Data for analysis:
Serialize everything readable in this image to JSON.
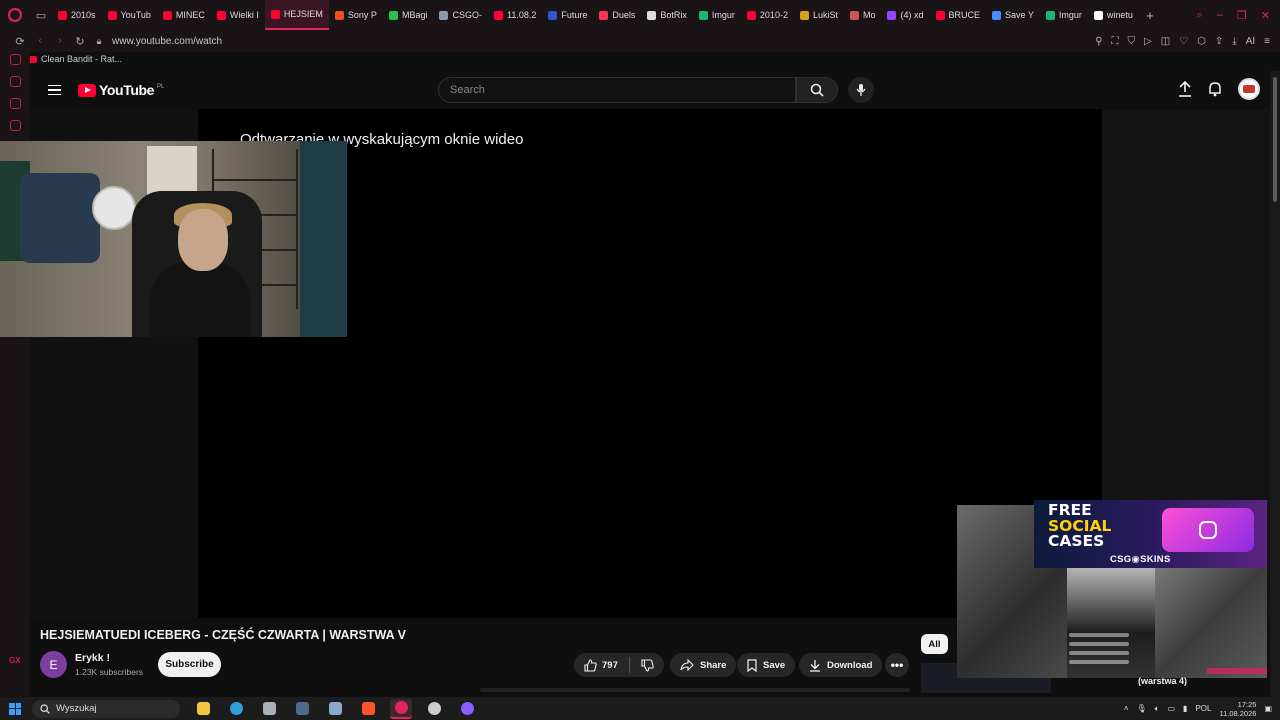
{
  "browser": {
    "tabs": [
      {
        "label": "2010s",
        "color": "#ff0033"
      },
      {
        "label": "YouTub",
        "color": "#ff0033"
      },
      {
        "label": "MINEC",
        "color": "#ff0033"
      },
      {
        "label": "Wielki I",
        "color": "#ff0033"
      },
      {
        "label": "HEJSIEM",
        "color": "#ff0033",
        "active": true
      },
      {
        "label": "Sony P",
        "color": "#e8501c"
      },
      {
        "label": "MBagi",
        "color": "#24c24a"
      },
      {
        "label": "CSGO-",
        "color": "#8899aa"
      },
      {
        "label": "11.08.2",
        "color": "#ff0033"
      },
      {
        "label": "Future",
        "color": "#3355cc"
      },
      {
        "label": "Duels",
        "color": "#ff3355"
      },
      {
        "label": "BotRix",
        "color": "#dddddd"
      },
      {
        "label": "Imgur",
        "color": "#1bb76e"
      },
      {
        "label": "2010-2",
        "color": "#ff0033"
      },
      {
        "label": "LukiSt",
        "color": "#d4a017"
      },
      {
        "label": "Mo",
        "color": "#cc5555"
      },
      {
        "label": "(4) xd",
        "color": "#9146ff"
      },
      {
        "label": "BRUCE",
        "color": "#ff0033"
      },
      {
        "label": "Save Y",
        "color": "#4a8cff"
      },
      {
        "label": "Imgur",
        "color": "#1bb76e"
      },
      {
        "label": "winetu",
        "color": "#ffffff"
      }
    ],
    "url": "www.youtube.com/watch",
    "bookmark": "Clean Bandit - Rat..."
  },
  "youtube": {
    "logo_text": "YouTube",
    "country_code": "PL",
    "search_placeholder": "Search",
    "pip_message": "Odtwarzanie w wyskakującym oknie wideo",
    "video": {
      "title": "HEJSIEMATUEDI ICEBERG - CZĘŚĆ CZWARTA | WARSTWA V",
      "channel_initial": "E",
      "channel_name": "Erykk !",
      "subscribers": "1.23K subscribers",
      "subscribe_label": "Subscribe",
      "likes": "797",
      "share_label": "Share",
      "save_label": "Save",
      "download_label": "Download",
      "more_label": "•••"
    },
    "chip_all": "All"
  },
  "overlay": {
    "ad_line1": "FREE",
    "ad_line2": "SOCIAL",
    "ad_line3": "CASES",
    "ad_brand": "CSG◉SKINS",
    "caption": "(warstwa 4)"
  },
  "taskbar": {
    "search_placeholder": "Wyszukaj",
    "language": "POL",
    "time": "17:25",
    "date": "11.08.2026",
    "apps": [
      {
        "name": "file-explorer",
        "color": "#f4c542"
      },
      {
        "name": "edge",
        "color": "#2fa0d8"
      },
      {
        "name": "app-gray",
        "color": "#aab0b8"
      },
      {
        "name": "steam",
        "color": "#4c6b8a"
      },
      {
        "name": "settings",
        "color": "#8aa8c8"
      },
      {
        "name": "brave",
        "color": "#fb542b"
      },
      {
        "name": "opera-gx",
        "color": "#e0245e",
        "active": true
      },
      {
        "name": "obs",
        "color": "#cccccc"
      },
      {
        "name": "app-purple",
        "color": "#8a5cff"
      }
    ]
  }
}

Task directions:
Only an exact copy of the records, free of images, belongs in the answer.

Answer to the problem:
Serialize everything readable in this image to JSON.
{
  "browser": {
    "tabs": [
      {
        "label": "2010s",
        "color": "#ff0033"
      },
      {
        "label": "YouTub",
        "color": "#ff0033"
      },
      {
        "label": "MINEC",
        "color": "#ff0033"
      },
      {
        "label": "Wielki I",
        "color": "#ff0033"
      },
      {
        "label": "HEJSIEM",
        "color": "#ff0033",
        "active": true
      },
      {
        "label": "Sony P",
        "color": "#e8501c"
      },
      {
        "label": "MBagi",
        "color": "#24c24a"
      },
      {
        "label": "CSGO-",
        "color": "#8899aa"
      },
      {
        "label": "11.08.2",
        "color": "#ff0033"
      },
      {
        "label": "Future",
        "color": "#3355cc"
      },
      {
        "label": "Duels",
        "color": "#ff3355"
      },
      {
        "label": "BotRix",
        "color": "#dddddd"
      },
      {
        "label": "Imgur",
        "color": "#1bb76e"
      },
      {
        "label": "2010-2",
        "color": "#ff0033"
      },
      {
        "label": "LukiSt",
        "color": "#d4a017"
      },
      {
        "label": "Mo",
        "color": "#cc5555"
      },
      {
        "label": "(4) xd",
        "color": "#9146ff"
      },
      {
        "label": "BRUCE",
        "color": "#ff0033"
      },
      {
        "label": "Save Y",
        "color": "#4a8cff"
      },
      {
        "label": "Imgur",
        "color": "#1bb76e"
      },
      {
        "label": "winetu",
        "color": "#ffffff"
      }
    ],
    "url": "www.youtube.com/watch",
    "bookmark": "Clean Bandit - Rat..."
  },
  "youtube": {
    "logo_text": "YouTube",
    "country_code": "PL",
    "search_placeholder": "Search",
    "pip_message": "Odtwarzanie w wyskakującym oknie wideo",
    "video": {
      "title": "HEJSIEMATUEDI ICEBERG - CZĘŚĆ CZWARTA | WARSTWA V",
      "channel_initial": "E",
      "channel_name": "Erykk !",
      "subscribers": "1.23K subscribers",
      "subscribe_label": "Subscribe",
      "likes": "797",
      "share_label": "Share",
      "save_label": "Save",
      "download_label": "Download",
      "more_label": "•••"
    },
    "chip_all": "All"
  },
  "overlay": {
    "ad_line1": "FREE",
    "ad_line2": "SOCIAL",
    "ad_line3": "CASES",
    "ad_brand": "CSG◉SKINS",
    "caption": "(warstwa 4)"
  },
  "taskbar": {
    "search_placeholder": "Wyszukaj",
    "language": "POL",
    "time": "17:25",
    "date": "11.08.2026",
    "apps": [
      {
        "name": "file-explorer",
        "color": "#f4c542"
      },
      {
        "name": "edge",
        "color": "#2fa0d8"
      },
      {
        "name": "app-gray",
        "color": "#aab0b8"
      },
      {
        "name": "steam",
        "color": "#4c6b8a"
      },
      {
        "name": "settings",
        "color": "#8aa8c8"
      },
      {
        "name": "brave",
        "color": "#fb542b"
      },
      {
        "name": "opera-gx",
        "color": "#e0245e",
        "active": true
      },
      {
        "name": "obs",
        "color": "#cccccc"
      },
      {
        "name": "app-purple",
        "color": "#8a5cff"
      }
    ]
  }
}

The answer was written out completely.